By R. MARK FREY
ST. PAUL (Nov. 18, 2014) — Earlier this month, I attended an event at the Guthrie Theater in Minneapolis celebrating the Southern Poverty Law Center (SPLC) and the 25th anniversary of its Civil Rights Memorial that was designed by Maya Lin, creator of the Vietnam Veterans Memorial in Washington, D.C.
Some members of the Center’s staff, including President Richard Cohen and co-founders Morris Dees and Joseph Levin, were there to review the Center’s work dating back to its founding in 1971 in Montgomery, Alabama, the birthplace of the modern civil rights movement. Since its inception, the Southern Poverty Law Center has, in its own words, dedicated itself to “fighting hate and bigotry and to seeking justice for the most vulnerable members of our society” through litigation, education, and other forms of advocacy. SPLC staffers were quick to point out that bigotry and intolerance are not restricted to the South alone as they shared a map displaying the distribution of some 939 active hate groups throughout the United States in 2013, reflecting an increase of some 60 percent since 2000.
Over the years, SPLC‘s focus has been drawn to such issues as civil rights, white supremacist groups, and the sovereign citizen movement, among others. In recent years, however, the Center has widened its purview to address issues involving immigrants and their civil rights in such areas as access to schools, labor protections, and state actions amounting to harassment and discrimination.

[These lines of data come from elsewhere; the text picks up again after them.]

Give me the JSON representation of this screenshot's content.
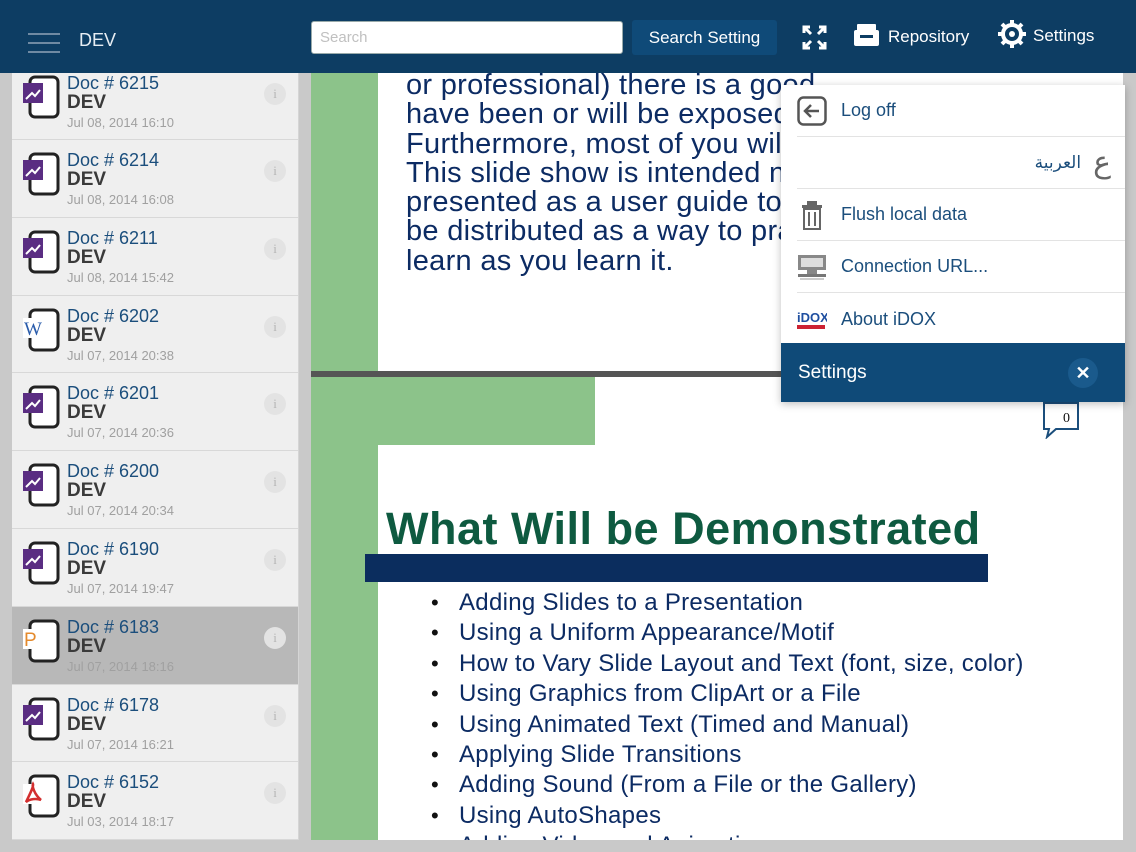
{
  "topbar": {
    "app_title": "DEV",
    "search_placeholder": "Search",
    "search_setting_label": "Search Setting",
    "repository_label": "Repository",
    "settings_label": "Settings",
    "bar_color": "#0d3d63"
  },
  "documents": [
    {
      "title": "Doc # 6215",
      "subtitle": "DEV",
      "date": "Jul 08, 2014 16:10",
      "type": "powerpoint-icon",
      "info": "i"
    },
    {
      "title": "Doc # 6214",
      "subtitle": "DEV",
      "date": "Jul 08, 2014 16:08",
      "type": "powerpoint-icon",
      "info": "i"
    },
    {
      "title": "Doc # 6211",
      "subtitle": "DEV",
      "date": "Jul 08, 2014 15:42",
      "type": "powerpoint-icon",
      "info": "i"
    },
    {
      "title": "Doc # 6202",
      "subtitle": "DEV",
      "date": "Jul 07, 2014 20:38",
      "type": "word-icon",
      "info": "i"
    },
    {
      "title": "Doc # 6201",
      "subtitle": "DEV",
      "date": "Jul 07, 2014 20:36",
      "type": "powerpoint-icon",
      "info": "i"
    },
    {
      "title": "Doc # 6200",
      "subtitle": "DEV",
      "date": "Jul 07, 2014 20:34",
      "type": "powerpoint-icon",
      "info": "i"
    },
    {
      "title": "Doc # 6190",
      "subtitle": "DEV",
      "date": "Jul 07, 2014 19:47",
      "type": "powerpoint-icon",
      "info": "i"
    },
    {
      "title": "Doc # 6183",
      "subtitle": "DEV",
      "date": "Jul 07, 2014 18:16",
      "type": "presentation-p-icon",
      "info": "i",
      "selected": true
    },
    {
      "title": "Doc # 6178",
      "subtitle": "DEV",
      "date": "Jul 07, 2014 16:21",
      "type": "powerpoint-icon",
      "info": "i"
    },
    {
      "title": "Doc # 6152",
      "subtitle": "DEV",
      "date": "Jul 03, 2014 18:17",
      "type": "pdf-icon",
      "info": "i"
    }
  ],
  "viewer": {
    "slide1_lines": [
      "or professional) there is a good",
      "have been or will be exposed to",
      "Furthermore, most of you will no",
      "This slide show is intended not",
      "presented as a user guide to Po",
      "be distributed as a way to pract",
      "learn as you learn it."
    ],
    "slide2": {
      "heading": "What Will be Demonstrated",
      "comment_count": "0",
      "bullets": [
        "Adding Slides to a Presentation",
        "Using a Uniform Appearance/Motif",
        "How to Vary Slide Layout and Text (font, size, color)",
        "Using Graphics from ClipArt or a File",
        "Using Animated Text (Timed and Manual)",
        "Applying Slide Transitions",
        "Adding Sound (From a File or the Gallery)",
        "Using AutoShapes",
        "Adding Video and Animation"
      ]
    }
  },
  "settings_menu": {
    "items": [
      {
        "label": "Log off",
        "icon": "logoff-icon"
      },
      {
        "label": "العربية",
        "icon": "arabic-language-icon"
      },
      {
        "label": "Flush local data",
        "icon": "trash-icon"
      },
      {
        "label": "Connection URL...",
        "icon": "server-icon"
      },
      {
        "label": "About iDOX",
        "icon": "idox-logo-icon"
      }
    ],
    "footer_title": "Settings",
    "close_label": "✕",
    "accent": "#0f4a78"
  }
}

To be sure, issues involving immigrants and their civil rights are relevant today. Just a few days after the SPLC event in Minneapolis, the Texas Knights of the Ku Klux Klan held its Annual Fall Rally and Cross Lighting in Rockwall, Texas while railing against “illegal immigration” on the steps of the county courthouse.
Immigration continues to be in the news as we await further details about President Obama’s Executive Action on immigration. It’s likely that intense opposition will be voiced in coming weeks by certain elements in the nation, elements afraid of differences exemplified by those coming from different cultures and regions around the world. Fear of the unknown, fear of “the other”, and fear of an America changing in composition fuels this hostility that, in its extreme form, rises to the level of domestic terrorism, marked by arson, bombings, murder, and other forms of violence.
According to the U.S. Census Bureau, there will be no majority population in this country by 2043. Rather, we’ll be a true pluralistic nation. Our national identity will be framed not by our color, economic status, religion, or point of origin but rather something else. And that something else is what the Founders had in mind when they crafted the U.S. Constitution and our Bill of Rights. Ultimately, as a people, we agree to adhere to and support our Constitution and the Bill of Rights, a framework safeguarding our freedoms and guaranteeing us a political system ruled by laws, not one based on the whims of an individual or select group of individuals.
We are at a crossroads at this point in our history. Do we as a nation of immigrants engaged in the great American experiment wish to continue our embrace of immigration as a means for rejuvenating ourselves through peoples arriving from different lands and cultures with new ideas and creative solutions while united in our belief in a political system with guaranteed rights? Or not? President Obama’s Executive Action is really nothing other than a prod to Congress to stop doing nothing and start carrying out the People’s business by passing sorely needed immigration legislation. Hopefully, in the years to come, following comprehensive immigration reform, it will become clear that our leaders finally saw the wisdom of tackling this important issue and preparing for the day when we become a pluralistic nation, a day not to fear but a day to embrace as we move closer to a nation envisioned by our Founders.
Human rights activist and 2010 Nobel Peace Prize winner Liu Xiaobo understood this with his insightful observation that “Hatred is corrosive of a person’s wisdom and conscience; the mentality of enmity can poison a nation’s spirit, instigate brutal life and death struggles, destroy a society’s tolerance and humanity, and block a nation’s progress to freedom and democracy.” The great American experiment must continue.
R. Mark Frey is a St. Paul, Minnesota attorney who has practiced immigration law exclusively for more than 25 years with an emphasis on political asylum, family and marriage-based immigration, naturalization, removal defense, appeals, H-1B visas, and religious workers.
More information about the Southern Poverty Law Center can be found at its website, www.splcenter.org.